Reading the records beneath this task, work out how many lines contain the word "crest" and reply with only that number.

[Dataset rows describing interfaces]
————
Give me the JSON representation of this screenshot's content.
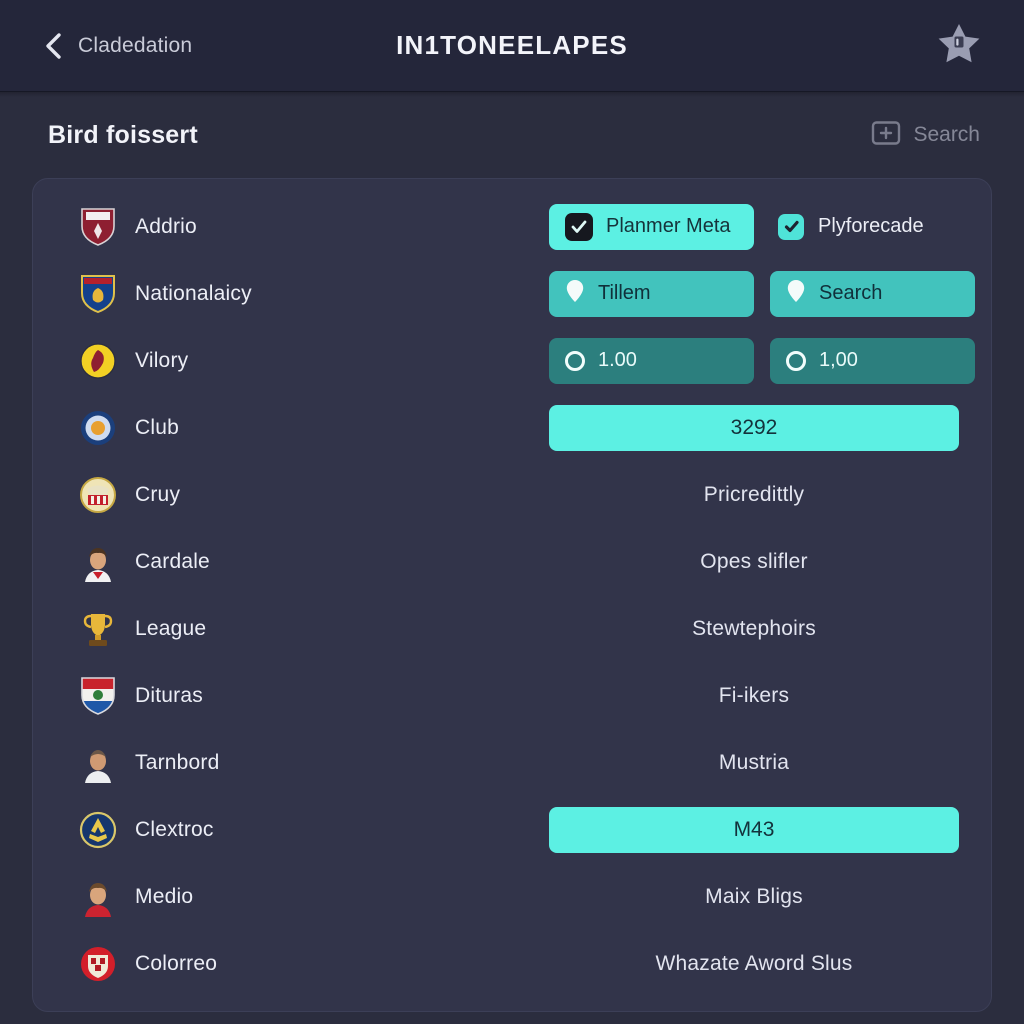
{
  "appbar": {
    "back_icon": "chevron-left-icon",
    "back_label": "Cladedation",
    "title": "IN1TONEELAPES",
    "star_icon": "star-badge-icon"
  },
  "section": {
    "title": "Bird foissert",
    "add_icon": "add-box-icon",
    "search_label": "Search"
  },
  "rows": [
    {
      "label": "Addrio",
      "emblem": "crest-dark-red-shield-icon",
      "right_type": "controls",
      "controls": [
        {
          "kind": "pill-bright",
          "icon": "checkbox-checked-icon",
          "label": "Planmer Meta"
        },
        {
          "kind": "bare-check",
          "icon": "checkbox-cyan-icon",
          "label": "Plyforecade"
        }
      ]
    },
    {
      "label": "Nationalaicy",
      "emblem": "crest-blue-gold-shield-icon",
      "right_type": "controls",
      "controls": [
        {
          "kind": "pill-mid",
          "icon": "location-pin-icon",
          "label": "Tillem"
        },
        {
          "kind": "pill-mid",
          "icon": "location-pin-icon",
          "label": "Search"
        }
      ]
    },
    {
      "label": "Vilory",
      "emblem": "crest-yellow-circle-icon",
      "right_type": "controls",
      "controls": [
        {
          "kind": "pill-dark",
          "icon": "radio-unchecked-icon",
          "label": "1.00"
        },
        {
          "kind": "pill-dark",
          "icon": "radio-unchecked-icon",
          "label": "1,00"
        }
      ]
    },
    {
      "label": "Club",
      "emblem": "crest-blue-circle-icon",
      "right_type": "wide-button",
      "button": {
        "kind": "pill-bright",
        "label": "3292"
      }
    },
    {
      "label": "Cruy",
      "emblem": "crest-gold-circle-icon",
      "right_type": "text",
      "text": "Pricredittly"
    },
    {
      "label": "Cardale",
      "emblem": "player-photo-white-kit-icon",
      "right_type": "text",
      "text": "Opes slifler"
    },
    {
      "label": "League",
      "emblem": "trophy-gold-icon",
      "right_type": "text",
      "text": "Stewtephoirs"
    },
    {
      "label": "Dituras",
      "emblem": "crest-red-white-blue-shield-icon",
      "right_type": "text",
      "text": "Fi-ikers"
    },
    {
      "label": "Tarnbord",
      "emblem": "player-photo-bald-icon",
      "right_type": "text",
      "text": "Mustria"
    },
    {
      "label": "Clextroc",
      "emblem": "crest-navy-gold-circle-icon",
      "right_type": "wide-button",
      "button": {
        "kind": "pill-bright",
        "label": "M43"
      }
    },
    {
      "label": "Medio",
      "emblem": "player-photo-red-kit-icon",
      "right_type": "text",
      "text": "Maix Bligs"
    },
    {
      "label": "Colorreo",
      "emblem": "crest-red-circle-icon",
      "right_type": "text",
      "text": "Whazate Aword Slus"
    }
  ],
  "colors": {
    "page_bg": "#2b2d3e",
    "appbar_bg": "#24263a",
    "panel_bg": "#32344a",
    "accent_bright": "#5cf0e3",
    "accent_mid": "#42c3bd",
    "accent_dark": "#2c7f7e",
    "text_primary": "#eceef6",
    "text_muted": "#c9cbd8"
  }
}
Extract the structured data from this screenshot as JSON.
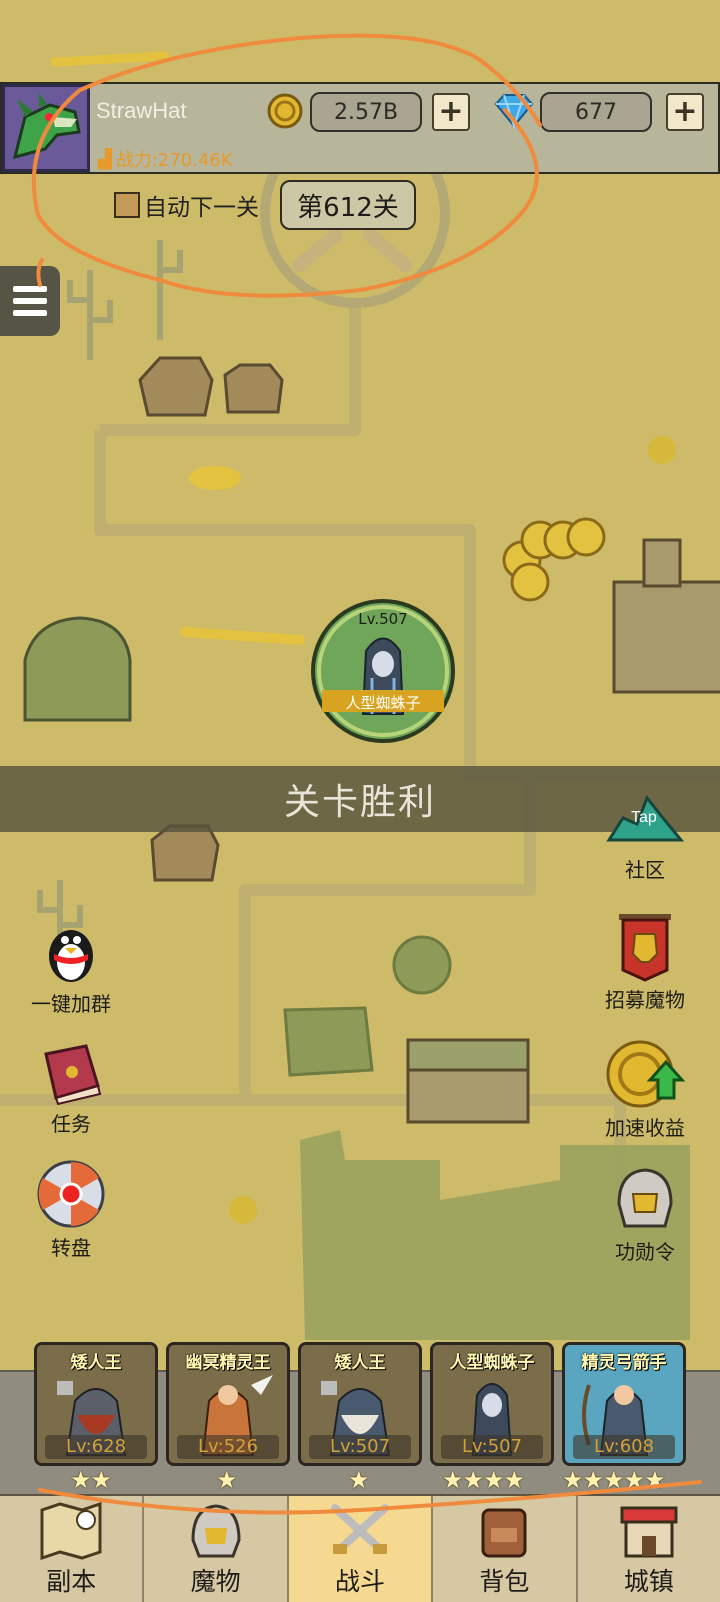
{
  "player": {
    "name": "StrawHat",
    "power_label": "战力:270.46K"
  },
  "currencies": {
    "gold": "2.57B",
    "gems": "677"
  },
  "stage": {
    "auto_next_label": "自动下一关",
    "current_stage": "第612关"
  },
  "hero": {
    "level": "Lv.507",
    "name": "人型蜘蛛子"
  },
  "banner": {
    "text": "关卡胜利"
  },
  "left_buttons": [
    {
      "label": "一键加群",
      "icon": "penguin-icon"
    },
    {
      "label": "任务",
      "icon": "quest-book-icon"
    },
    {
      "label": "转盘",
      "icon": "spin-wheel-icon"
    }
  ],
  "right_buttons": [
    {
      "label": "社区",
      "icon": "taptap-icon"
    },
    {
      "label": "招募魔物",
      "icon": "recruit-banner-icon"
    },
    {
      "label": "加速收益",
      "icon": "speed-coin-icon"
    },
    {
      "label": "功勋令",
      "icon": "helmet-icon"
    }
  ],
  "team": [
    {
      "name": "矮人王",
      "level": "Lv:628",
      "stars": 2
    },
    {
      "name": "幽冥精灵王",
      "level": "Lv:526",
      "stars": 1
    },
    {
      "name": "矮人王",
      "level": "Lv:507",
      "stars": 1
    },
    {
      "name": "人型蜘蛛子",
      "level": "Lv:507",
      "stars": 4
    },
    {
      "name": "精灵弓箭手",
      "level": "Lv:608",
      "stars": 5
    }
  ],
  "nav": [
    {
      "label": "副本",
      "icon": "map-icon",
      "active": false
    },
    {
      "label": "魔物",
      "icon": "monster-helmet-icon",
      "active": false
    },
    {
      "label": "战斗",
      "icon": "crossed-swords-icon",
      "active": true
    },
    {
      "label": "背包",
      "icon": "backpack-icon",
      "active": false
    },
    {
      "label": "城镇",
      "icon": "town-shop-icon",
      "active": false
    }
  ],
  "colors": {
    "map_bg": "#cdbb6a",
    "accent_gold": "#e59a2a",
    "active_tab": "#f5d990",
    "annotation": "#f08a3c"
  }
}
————
[ANSWER SECTION]
8